The Amiga 1200, or A1200, was Commodore International's third-generation Amiga computer, aimed at the home market. It was released in October 1992, at a base price of 399 in the United Kingdom and $599 in the United States.

Like its predecessor, the A500, it featured an all-in-one design incorporating the CPU, keyboard, and disk drives in one physical unit. It shipped with 2 MB of memory, Commodore's third-generation AGA chipset, and AmigaOS 3.0. It utilized a Motorola MC68EC020 CISC CPU (lacking MMU for memory protection and virtual memory to reduce costs) running at 14 MHz. For expansion, the A1200 featured a memory/CPU slot and a PCMCIA slot.

Because the unit's memory was shared between the CPU and the sound and video chips, expanding memory beyond 2 MB greatly increased the A1200's speed. Various third-party accelerators featuring 68020, 68030, and 68040 processors quickly became available to increase the computer's speed further.

Unlike the A500, which was only an incremental upgrade over its predecessor, the A1200 was a significant upgrade, featuring more than four times the processing power and and greatly enhanced graphics capabilities. However, the A1200 proved not to be as popular as the A500. Although its graphics capabilities stood up well in comparison to the Intel 80386 and 486-based IBM PC compatibles it competed against, many PC clones had more processing power and a lower price, in addition to a larger software library. The Amiga's custom chips were simply more expensive to produce than the commodity chips utilized in PCs, which drove up the A1200's price. In addition, fewer retailers carried the A1200 than earlier Commodore computers, especially in the United States. Although Commodore never released any official sales figures, it is estimated that Commodore shipped fewer than 1 million A1200s worldwide before going bankrupt in April 1994.

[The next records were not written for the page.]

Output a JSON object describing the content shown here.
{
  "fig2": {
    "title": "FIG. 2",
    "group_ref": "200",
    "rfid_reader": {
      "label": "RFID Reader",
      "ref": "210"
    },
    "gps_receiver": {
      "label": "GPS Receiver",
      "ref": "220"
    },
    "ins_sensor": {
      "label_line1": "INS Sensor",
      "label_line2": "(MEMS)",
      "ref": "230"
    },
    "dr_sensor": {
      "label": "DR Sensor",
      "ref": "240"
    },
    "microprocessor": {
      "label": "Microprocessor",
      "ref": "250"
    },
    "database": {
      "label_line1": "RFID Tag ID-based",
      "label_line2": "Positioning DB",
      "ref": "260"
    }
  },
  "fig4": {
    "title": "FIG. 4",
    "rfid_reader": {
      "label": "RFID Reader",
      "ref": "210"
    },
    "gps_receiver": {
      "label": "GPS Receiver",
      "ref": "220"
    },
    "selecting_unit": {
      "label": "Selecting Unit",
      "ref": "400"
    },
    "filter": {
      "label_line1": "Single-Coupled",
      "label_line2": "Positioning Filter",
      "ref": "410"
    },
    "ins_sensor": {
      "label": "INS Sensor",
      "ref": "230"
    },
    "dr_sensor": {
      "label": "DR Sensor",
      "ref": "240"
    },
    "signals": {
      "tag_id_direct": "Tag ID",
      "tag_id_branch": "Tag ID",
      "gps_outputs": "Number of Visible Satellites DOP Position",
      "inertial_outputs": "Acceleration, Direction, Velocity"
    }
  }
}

The A1200 was re-launched in 1995 after the Amiga assets were sold to Escom, but the new units were priced at 1992 levels and experienced compatibility problems. As of 2003, the A1200 is still being sold by Amiga, Inc., the fourth company to own the rights to the machine.